Since we experienced a severe drought last summer, many plantings were already stressed and water starved when winter arrived.  We will continue to witness stressed plantings—trees, shrubs, turf—as we proceed into spring and summer.

As snow continues to melt exposing patches of turf, we may observe the ravages of winter snow-load, as well as fungal diseases like snow mold.   Melting snow banks might also reveal damage caused by “visitors” like deer, rabbits, voles, moles, and other critters which wreak havoc with our landscape.

When all snow banks in your yard have melted, it will be time to determine action required to bring your lawn back to its lush and lovely appearance.  Following are a few tips I’ve learned in turf classes and seminars:

Avoid walking on soggy, saturated turfgrass; compaction is never a good thing and causes damage to soil structure below.

Don’t use a heavy rolling device to “even out” lumpy turf; Kentucky blue grass and other desirables HATE compaction!  Weeds don’t mind compacted soil… rolling your turf grass allows weeds to thrive AND deters grass from thriving/spreading.

If renovation is required (starting over), take this opportunity to sculpt the area properly, recreating swales where appropriate.  Bring in only SCREENED TOPSOIL to spread over planting area.
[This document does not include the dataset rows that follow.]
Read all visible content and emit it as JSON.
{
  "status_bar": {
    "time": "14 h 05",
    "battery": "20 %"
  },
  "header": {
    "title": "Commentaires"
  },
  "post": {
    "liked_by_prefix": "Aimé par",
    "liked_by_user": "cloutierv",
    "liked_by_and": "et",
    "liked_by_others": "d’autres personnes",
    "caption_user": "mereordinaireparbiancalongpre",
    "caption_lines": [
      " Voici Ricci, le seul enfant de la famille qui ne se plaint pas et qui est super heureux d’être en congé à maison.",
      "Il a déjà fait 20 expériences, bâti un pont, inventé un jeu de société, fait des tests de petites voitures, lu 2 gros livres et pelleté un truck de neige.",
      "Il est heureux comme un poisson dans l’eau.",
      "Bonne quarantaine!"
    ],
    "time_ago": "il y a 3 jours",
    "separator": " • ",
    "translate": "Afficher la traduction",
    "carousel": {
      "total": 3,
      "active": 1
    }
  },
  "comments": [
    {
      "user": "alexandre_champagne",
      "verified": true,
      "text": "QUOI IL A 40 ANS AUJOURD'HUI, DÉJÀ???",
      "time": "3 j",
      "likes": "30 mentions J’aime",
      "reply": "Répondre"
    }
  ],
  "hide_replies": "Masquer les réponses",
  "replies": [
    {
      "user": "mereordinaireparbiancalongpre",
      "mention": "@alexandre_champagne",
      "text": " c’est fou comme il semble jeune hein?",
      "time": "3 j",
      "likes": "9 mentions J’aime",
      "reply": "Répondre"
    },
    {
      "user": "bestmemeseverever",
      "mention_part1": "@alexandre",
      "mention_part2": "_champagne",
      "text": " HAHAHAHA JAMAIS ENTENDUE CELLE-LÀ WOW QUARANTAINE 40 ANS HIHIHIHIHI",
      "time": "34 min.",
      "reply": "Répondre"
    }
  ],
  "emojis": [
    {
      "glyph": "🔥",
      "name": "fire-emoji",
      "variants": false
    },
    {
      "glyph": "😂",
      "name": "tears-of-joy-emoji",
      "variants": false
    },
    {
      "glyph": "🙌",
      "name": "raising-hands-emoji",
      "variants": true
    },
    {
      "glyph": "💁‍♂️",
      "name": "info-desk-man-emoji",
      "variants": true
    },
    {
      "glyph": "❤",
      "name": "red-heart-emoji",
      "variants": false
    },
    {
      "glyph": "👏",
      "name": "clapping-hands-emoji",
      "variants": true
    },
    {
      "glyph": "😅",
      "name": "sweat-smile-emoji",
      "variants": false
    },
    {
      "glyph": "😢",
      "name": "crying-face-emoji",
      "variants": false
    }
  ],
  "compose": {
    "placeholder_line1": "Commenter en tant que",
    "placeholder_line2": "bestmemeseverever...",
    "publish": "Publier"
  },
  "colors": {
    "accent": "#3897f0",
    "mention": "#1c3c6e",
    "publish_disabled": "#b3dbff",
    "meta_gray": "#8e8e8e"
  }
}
Use a quality blended seed mixture (not just one species); spread area with covering of straw to prevent erosion, and WATER!

M. Lynn Schmid,   Certified Master Gardener
A.A.S. Landscape/Horticulture/Arboriculture

Thursday, March 7, 2013

Shady Characters!


The Garlic Mustard and Buckthorn Battle

 Since our home is located at the edge of the woods and we have a view of the woodland area from our family room window, it is my obsession to keep the area free of garlic mustard and buckthorn.  As a landscape designer and horticulturist at LAMMSCAPES!

it is my goal to keep the woodland edge as natural as possible, though I am not a purist with using native plantings.

Several future blogs will touch upon living in a naturally wooded and shaded yard.

We have lived in our home for thirteen years, and I began the battle with garlic mustard about eleven years ago.   All be-it na├»ve at the time we moved in, the “native” plant with the “pretty white spring flowers” seemed delightful.   Unfortunately, as I found out quickly, this plant became prolific and invasive.  See the photos below.


                                    Garlic Mustard
The buckthorn must not have been too bad when we moved in, because the kids could run freely in the woods, building their forts and getting around easily.   

Several years after living in our home, the kids became teenagers and chose organized sports over “playing in the woods”.   Suddenly, it seemed, the buckthorn became so thick it was difficult to get a few feet in to the woodland area. 


See photo below help to you ID buckthorn in your yard.




Stay tuned for future blogs topics on how to keep up with the never ending battle of keeping these two invasive plants at bay!


LoriAnne Haischer

LAMMSCAPES!  Horticulturist & Landscape Designer